The Duke Funding Alert newsletter, published every Monday, provides information on all new and updated grants and fellowships added to the database during the prior week. This listserv is restricted to members of the Duke community.
Disrupting Operations of Illicit Supply Networks (D-ISN)
Criminal networks that illegally traffic in everything from people and drugs to human organs, natural resources and nuclear material pose grave threats to the health, prosperity and security of our Nation. As an important example, the opioid epidemic in the United States has largely been fueled by new synthetic opioids that are primarily produced in overseas facilities and distributed to the US through intermediate countries. These illicit supply chains flourish across national boundaries, both taking advantage of and contributing to regional instability. The profits generated through these activities finance ongoing conflicts across the globe. Making use of the same communications, logistics, transportation, and financial infrastructure that enable globally integrated commercial supply chains, illicit flows are now estimated to account for 4-6% of global GDP, or roughly $2 trillion annually. Moreover, these networks use exploitative labor, such as child labor, forced labor and human trafficking, to source and produce goods and services that contribute to both illicit and legal commercial supply chains. The Disrupting Operations of Illicit Supply Networks (D-ISN) Solicitation supports research projects that take a systems approach to advance fundamental understanding of how networks that traffic in illicit or illicitly-produced goods and services operate, leading to technological breakthroughs that bolster our ability to disable these networks.
Major goals of NSF’s D-ISN Solicitation include:
- Improve understanding of the operations of illicit supply networks and strengthen the ability to detect, disrupt, and dismantle them.
- Support research on the illicit supply networks that fuel the national opioid epidemic
- Enhance research communities that effectively integrate operational, computational, social, cultural and economic expertise to provide methods and strategies to combat this complex and elusive global security challenge.
- Catalyze game-changing technological innovations that can improve discovery and traceability of illicitly sourced product inputs.
- Provide research outcomes that inform U.S. national security, law enforcement and economic development needs and policies.
Proposals responding to this solicitation must be submitted to the Directorate for Engineering. Once received, however, the proposals will be managed by a cross-disciplinary team of NSF Program Directors.
Full Proposal Deadline Date: July 28, 2021; April 22, 2022

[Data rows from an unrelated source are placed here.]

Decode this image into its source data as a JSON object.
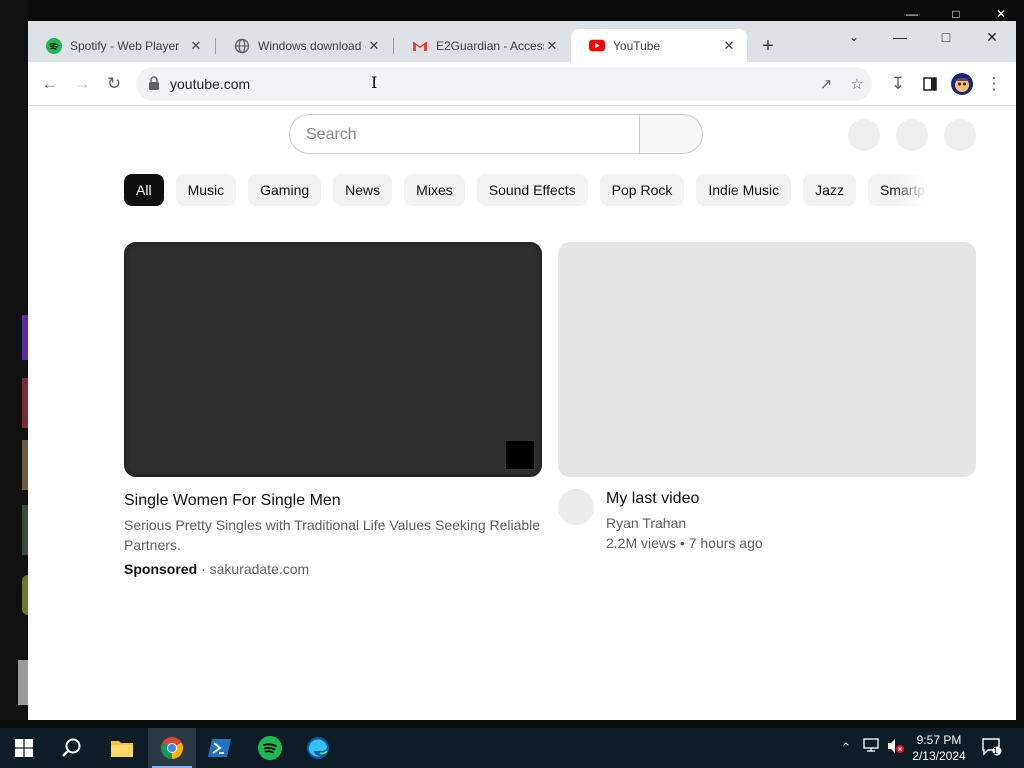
{
  "browser": {
    "tabs": [
      {
        "title": "Spotify - Web Player",
        "icon": "spotify-icon",
        "active": false
      },
      {
        "title": "Windows download -",
        "icon": "globe-icon",
        "active": false
      },
      {
        "title": "E2Guardian - Access",
        "icon": "gmail-icon",
        "active": false
      },
      {
        "title": "YouTube",
        "icon": "youtube-icon",
        "active": true
      }
    ],
    "address": "youtube.com"
  },
  "youtube": {
    "search_placeholder": "Search",
    "chips": [
      "All",
      "Music",
      "Gaming",
      "News",
      "Mixes",
      "Sound Effects",
      "Pop Rock",
      "Indie Music",
      "Jazz",
      "Smartphones"
    ],
    "active_chip": "All",
    "videos": [
      {
        "title": "Single Women For Single Men",
        "description": "Serious Pretty Singles with Traditional Life Values Seeking Reliable Partners.",
        "sponsored_label": "Sponsored",
        "advertiser": "sakuradate.com"
      },
      {
        "title": "My last video",
        "channel": "Ryan Trahan",
        "stats": "2.2M views • 7 hours ago"
      }
    ]
  },
  "taskbar": {
    "time": "9:57 PM",
    "date": "2/13/2024",
    "notification_count": "1"
  },
  "colors": {
    "youtube_red": "#ff0000",
    "spotify_green": "#1db954",
    "taskbar_bg": "#0e1c26"
  }
}
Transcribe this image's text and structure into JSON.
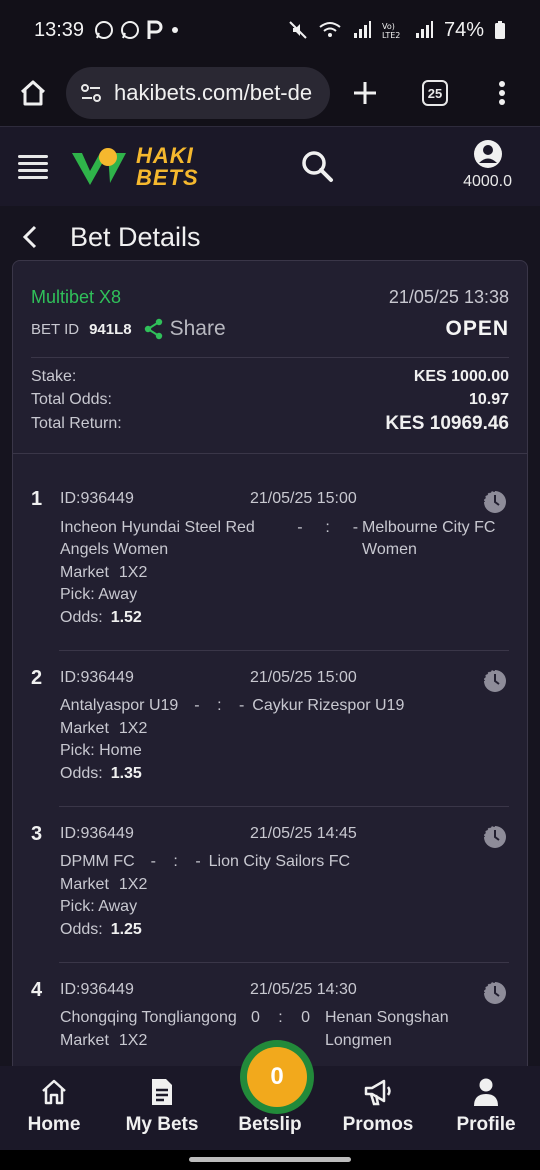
{
  "status_bar": {
    "time": "13:39",
    "battery": "74%"
  },
  "browser": {
    "url": "hakibets.com/bet-de",
    "tab_count": "25"
  },
  "site": {
    "logo_top": "HAKI",
    "logo_bottom": "BETS",
    "balance": "4000.0"
  },
  "page": {
    "title": "Bet Details"
  },
  "bet": {
    "type": "Multibet X8",
    "datetime": "21/05/25 13:38",
    "bet_id_label": "BET ID",
    "bet_id": "941L8",
    "share_label": "Share",
    "status": "OPEN",
    "stake_label": "Stake:",
    "stake": "KES 1000.00",
    "total_odds_label": "Total Odds:",
    "total_odds": "10.97",
    "total_return_label": "Total Return:",
    "total_return": "KES 10969.46"
  },
  "selections": [
    {
      "num": "1",
      "id": "ID:936449",
      "time": "21/05/25 15:00",
      "home": "Incheon Hyundai Steel Red Angels Women",
      "score_home": "-",
      "sep": ":",
      "score_away": "-",
      "away": "Melbourne City FC Women",
      "market_label": "Market",
      "market": "1X2",
      "pick": "Pick: Away",
      "odds_label": "Odds:",
      "odds": "1.52"
    },
    {
      "num": "2",
      "id": "ID:936449",
      "time": "21/05/25 15:00",
      "home": "Antalyaspor U19",
      "score_home": "-",
      "sep": ":",
      "score_away": "-",
      "away": "Caykur Rizespor U19",
      "market_label": "Market",
      "market": "1X2",
      "pick": "Pick: Home",
      "odds_label": "Odds:",
      "odds": "1.35"
    },
    {
      "num": "3",
      "id": "ID:936449",
      "time": "21/05/25 14:45",
      "home": "DPMM FC",
      "score_home": "-",
      "sep": ":",
      "score_away": "-",
      "away": "Lion City Sailors FC",
      "market_label": "Market",
      "market": "1X2",
      "pick": "Pick: Away",
      "odds_label": "Odds:",
      "odds": "1.25"
    },
    {
      "num": "4",
      "id": "ID:936449",
      "time": "21/05/25 14:30",
      "home": "Chongqing Tongliangong",
      "score_home": "0",
      "sep": ":",
      "score_away": "0",
      "away": "Henan Songshan Longmen",
      "market_label": "Market",
      "market": "1X2"
    }
  ],
  "bottom_nav": {
    "home": "Home",
    "my_bets": "My Bets",
    "betslip": "Betslip",
    "betslip_count": "0",
    "promos": "Promos",
    "profile": "Profile"
  },
  "colors": {
    "accent_green": "#30c05a",
    "brand_yellow": "#f5b82e",
    "betslip_orange": "#f2a91c"
  }
}
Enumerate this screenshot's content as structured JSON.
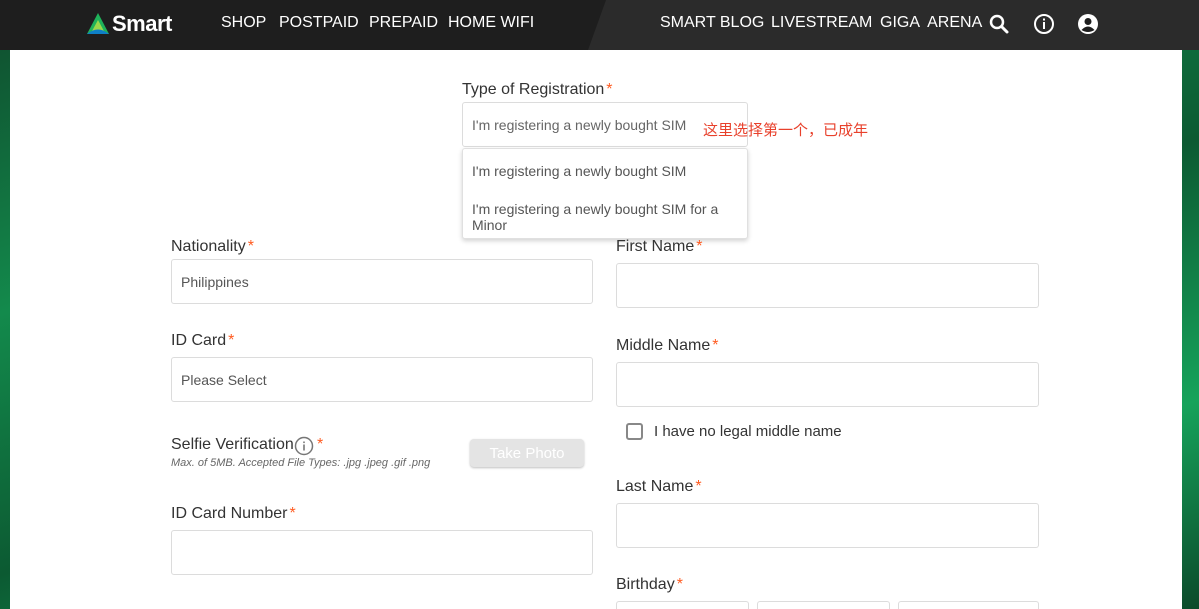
{
  "header": {
    "brand": "Smart",
    "nav_left": [
      "SHOP",
      "POSTPAID",
      "PREPAID",
      "HOME WIFI"
    ],
    "nav_right": [
      "SMART BLOG",
      "LIVESTREAM",
      "GIGA  ARENA"
    ],
    "icons": [
      "search-icon",
      "info-icon",
      "account-icon"
    ]
  },
  "form": {
    "registration_type": {
      "label": "Type of Registration",
      "value": "I'm registering a newly bought SIM",
      "options": [
        "I'm registering a newly bought SIM",
        "I'm registering a newly bought SIM for a Minor"
      ]
    },
    "annotation": "这里选择第一个，已成年",
    "required_mark": "*",
    "nationality": {
      "label": "Nationality",
      "value": "Philippines"
    },
    "id_card": {
      "label": "ID Card",
      "placeholder": "Please Select"
    },
    "selfie": {
      "label": "Selfie Verification",
      "hint": "Max. of 5MB. Accepted File Types: .jpg .jpeg .gif  .png",
      "button": "Take Photo"
    },
    "id_card_number": {
      "label": "ID Card Number",
      "value": ""
    },
    "first_name": {
      "label": "First Name",
      "value": ""
    },
    "middle_name": {
      "label": "Middle Name",
      "value": ""
    },
    "no_middle_name": {
      "label": "I have no legal middle name",
      "checked": false
    },
    "last_name": {
      "label": "Last Name",
      "value": ""
    },
    "birthday": {
      "label": "Birthday"
    }
  },
  "colors": {
    "accent": "#ff5a1f",
    "header": "#1e1e1e",
    "annotation": "#e8412c",
    "brand_green": "#16a35b"
  }
}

Principal Investigators (PI) from academic organizations must be at the faculty level, tenured or tenure-track, as determined by the submitting organization. If the proposal is submitted by a non-profit, non-academic organization, the lead PI must meet all of the following requirements: (1) the PI has a continuing appointment that is expected to last for the duration of a D-ISN grant; (2) the appointment has substantial research responsibilities; and (3) the proposed project is related to the PI’s job responsibilities as well as to the mission of the department or organization. In addition, a minimum of two collaborating Senior Personnel (e.g. co-PIs, Collaborating PIs) must participate. At least one member of the project team (PI or co-PI) must have a full-time, tenured or tenure-track faculty appointment within a College/Department of Engineering.
An investigator may participate as Principal Investigator (PI), co-Principal Investigator (co-PI), Project Director (PD), Senior Personnel or Consultant in no more than two proposals submitted in response to this solicitation. These eligibility constraints will be strictly enforced in order to treat everyone fairly and consistently. In the event that an individual exceeds this limit, proposals received within the limit will be accepted based on earliest date and time of proposal submission (i.e., the first two proposals received will be accepted, and the remainder will be returned without review). No exceptions will be made.
Limit on Number of PIs, co-PIs, Senior Personnel per Collaborative Project:
Projects from teams of three or more PI and co-PIs or a PI, co-PI and Senior Personnel will be considered. Collaborative Proposals with fewer PI/co-PIs/Senior Personnel are not permitted and will be returned without review.
Estimated Number of Awards: 10 to 15 - per year, subject to availability of funds.
Projects will be funded for up to four years for a total of $1,000,000 ($250,000 per year).
Anticipated Funding Amount: $10,000,000 to $15,000,000
-in FY 2021, subject to the availability of funds and the quality of the proposals received.